“They also take into account social justice issues as they apply within the faith, including critiques of Hinduism and Hindu nationalism with complex and problematic histories like the oppression of castes and classes. , patriarchy and the arming of Hindu teachings and scriptures to an oppressive end, ”Chander said. For all of these reasons, having a Hindu faith chaplain can be essential in supporting Hindu students.
Yet despite the increase in the number of Hindu chaplains, the field faces a funding challenge: many positions, especially in higher education, are voluntary. Shipman said universities should consider fully funding positions, which would prove invaluable for students, both Hindus and non-Hindus.

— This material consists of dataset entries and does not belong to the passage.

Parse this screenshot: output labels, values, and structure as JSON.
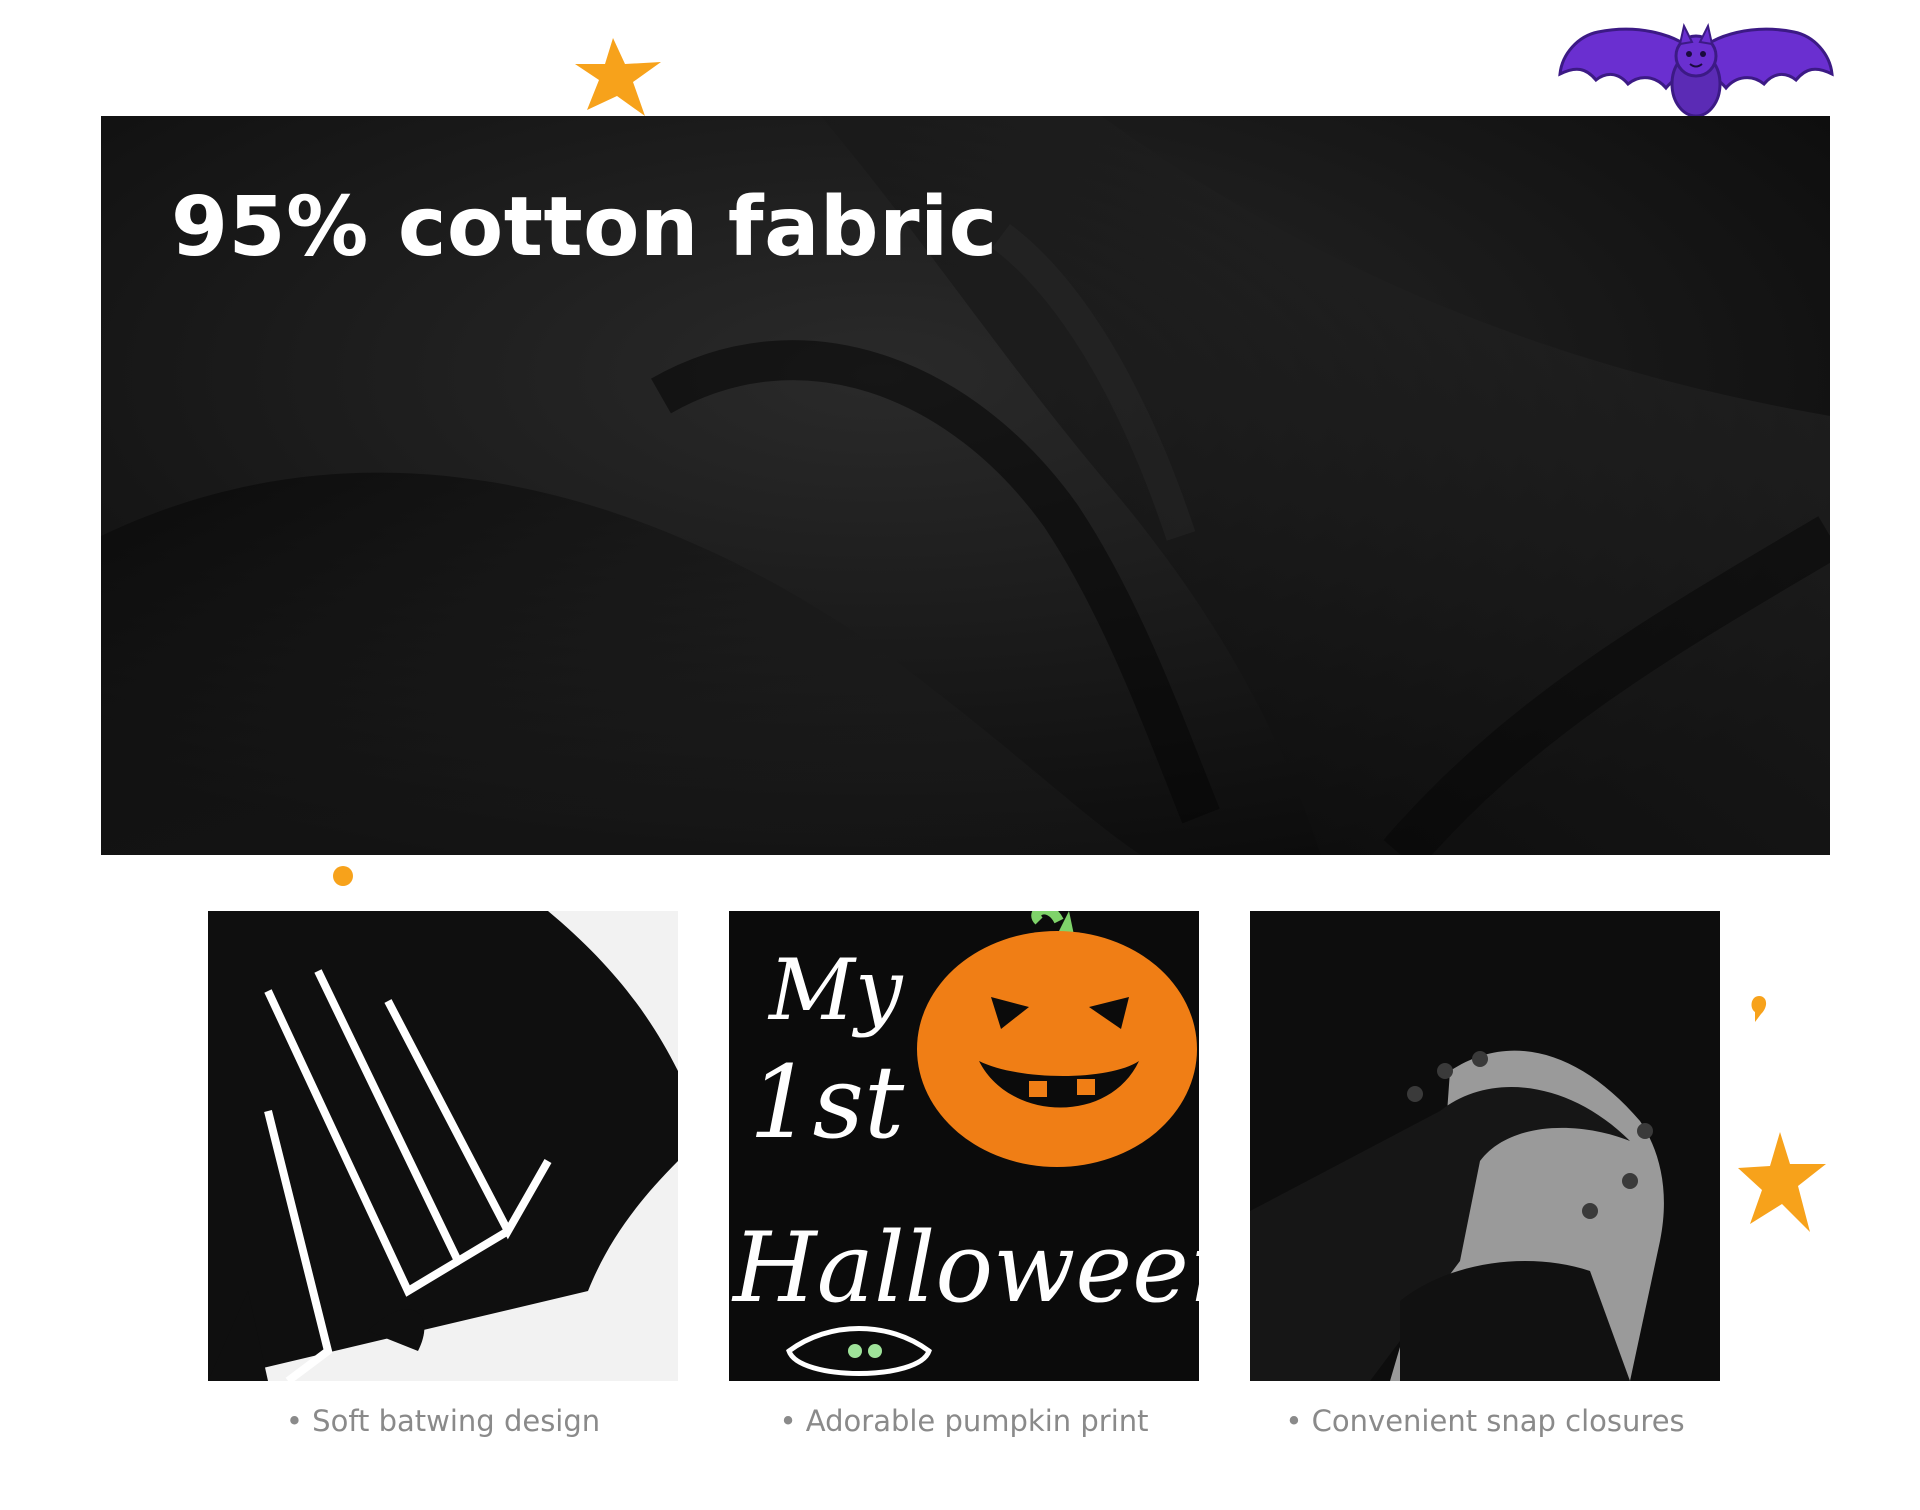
{
  "hero": {
    "title": "95% cotton fabric"
  },
  "features": [
    {
      "image_icon": "bat-wing-sleeve-photo",
      "caption": "• Soft batwing design"
    },
    {
      "image_icon": "pumpkin-print-photo",
      "caption": "• Adorable pumpkin print"
    },
    {
      "image_icon": "snap-closure-photo",
      "caption": "• Convenient snap closures"
    }
  ],
  "pumpkin_print": {
    "line1": "My",
    "line2": "1st",
    "line3": "Halloween"
  },
  "colors": {
    "accent_orange": "#F7A21B",
    "bat_purple": "#5B2BB5",
    "fabric_black": "#141414",
    "pumpkin_orange": "#F07E15",
    "caption_gray": "#8a8a8a"
  }
}
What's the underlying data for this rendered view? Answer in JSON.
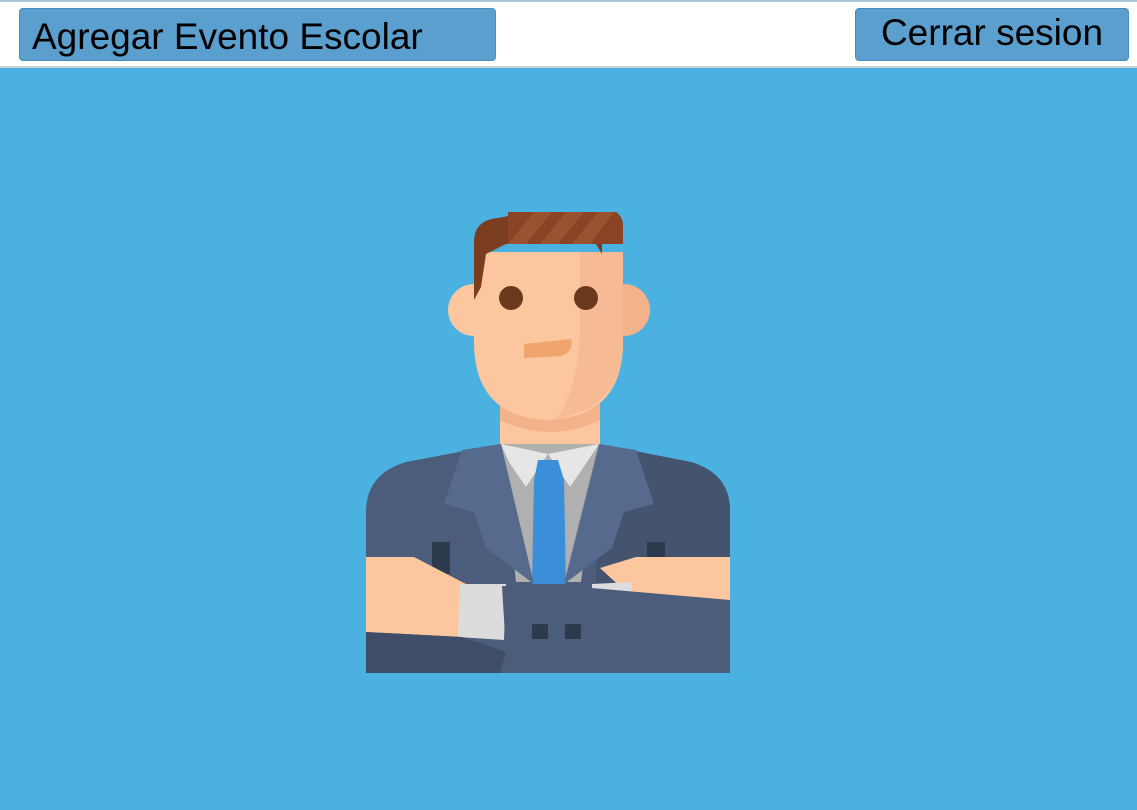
{
  "header": {
    "add_event_label": "Agregar Evento Escolar",
    "logout_label": "Cerrar sesion"
  },
  "main": {
    "avatar_icon": "businessman-avatar-icon"
  },
  "colors": {
    "background": "#4ab1e0",
    "button": "#5b9fcf",
    "topbar": "#ffffff"
  }
}
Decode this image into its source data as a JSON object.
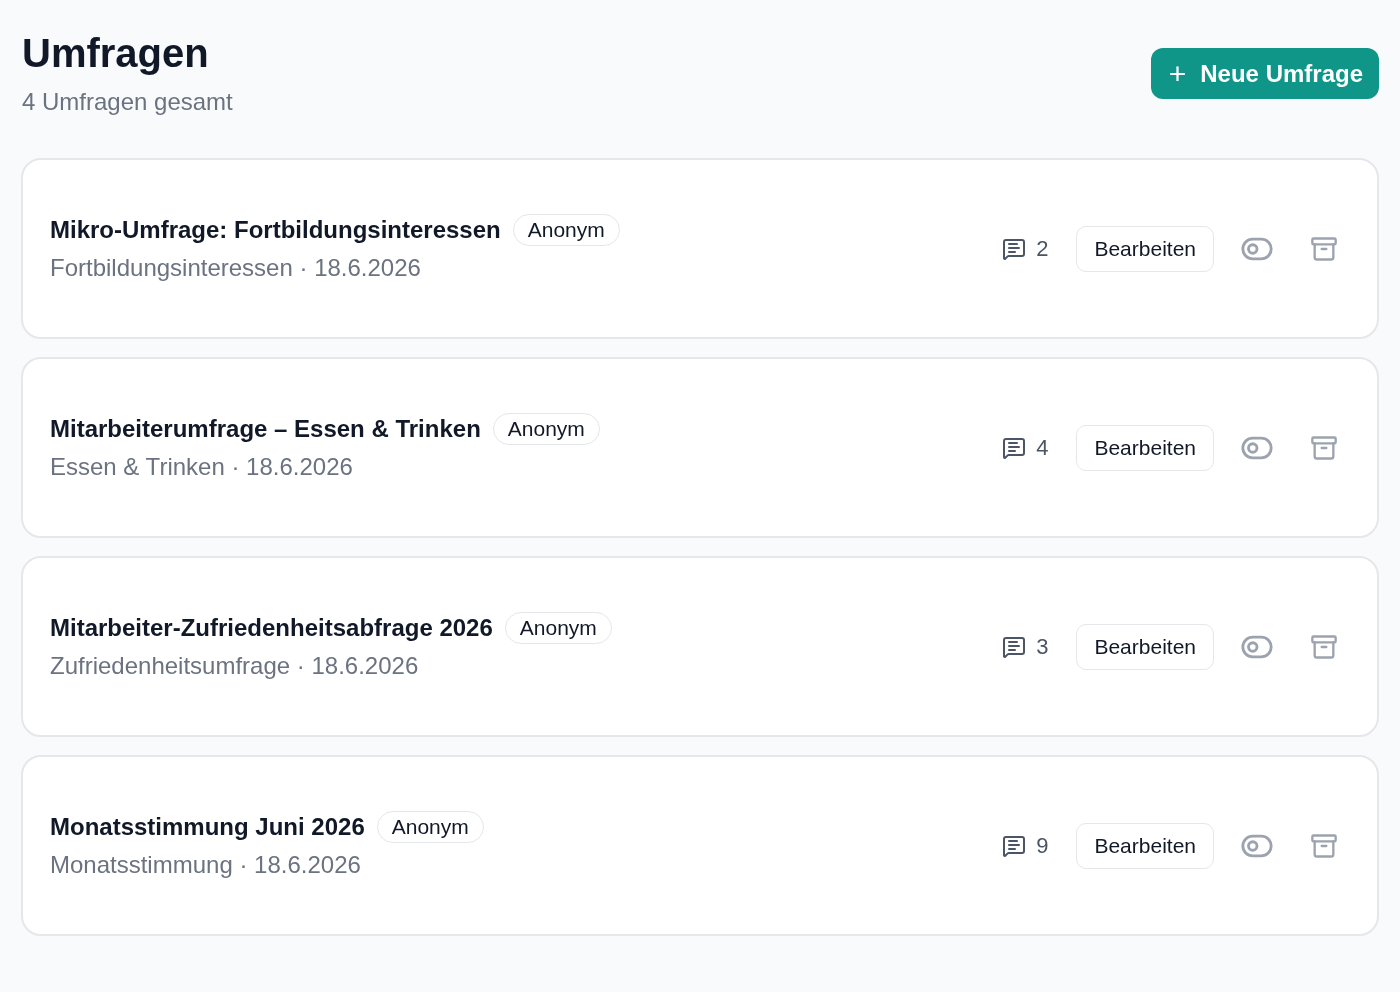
{
  "header": {
    "title": "Umfragen",
    "subtitle": "4 Umfragen gesamt",
    "new_button": {
      "icon": "+",
      "label": "Neue Umfrage"
    }
  },
  "surveys": [
    {
      "title": "Mikro-Umfrage: Fortbildungsinteressen",
      "badge": "Anonym",
      "meta": "Fortbildungsinteressen · 18.6.2026",
      "responses": "2",
      "edit_label": "Bearbeiten",
      "active": false
    },
    {
      "title": "Mitarbeiterumfrage – Essen & Trinken",
      "badge": "Anonym",
      "meta": "Essen & Trinken · 18.6.2026",
      "responses": "4",
      "edit_label": "Bearbeiten",
      "active": false
    },
    {
      "title": "Mitarbeiter-Zufriedenheitsabfrage 2026",
      "badge": "Anonym",
      "meta": "Zufriedenheitsumfrage · 18.6.2026",
      "responses": "3",
      "edit_label": "Bearbeiten",
      "active": false
    },
    {
      "title": "Monatsstimmung Juni 2026",
      "badge": "Anonym",
      "meta": "Monatsstimmung · 18.6.2026",
      "responses": "9",
      "edit_label": "Bearbeiten",
      "active": false
    }
  ]
}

Mehta points out the simple demographic fact that many Hindus in the United States are the children of Indian immigrants or immigrants themselves and can take comfort in speaking with chaplains like them.
“It’s always heartwarming to see a face that looks like yours, someone who speaks like you, prays and worships like you,” Mehta said. “It is important to be able to express yourself in your own language. “
She says this is one of the many reasons the profession can be so rewarding. “With the right training, both in professional chaplaincy and in Hindu spiritualities, the contribution that a person can make in the field of service is limitless.”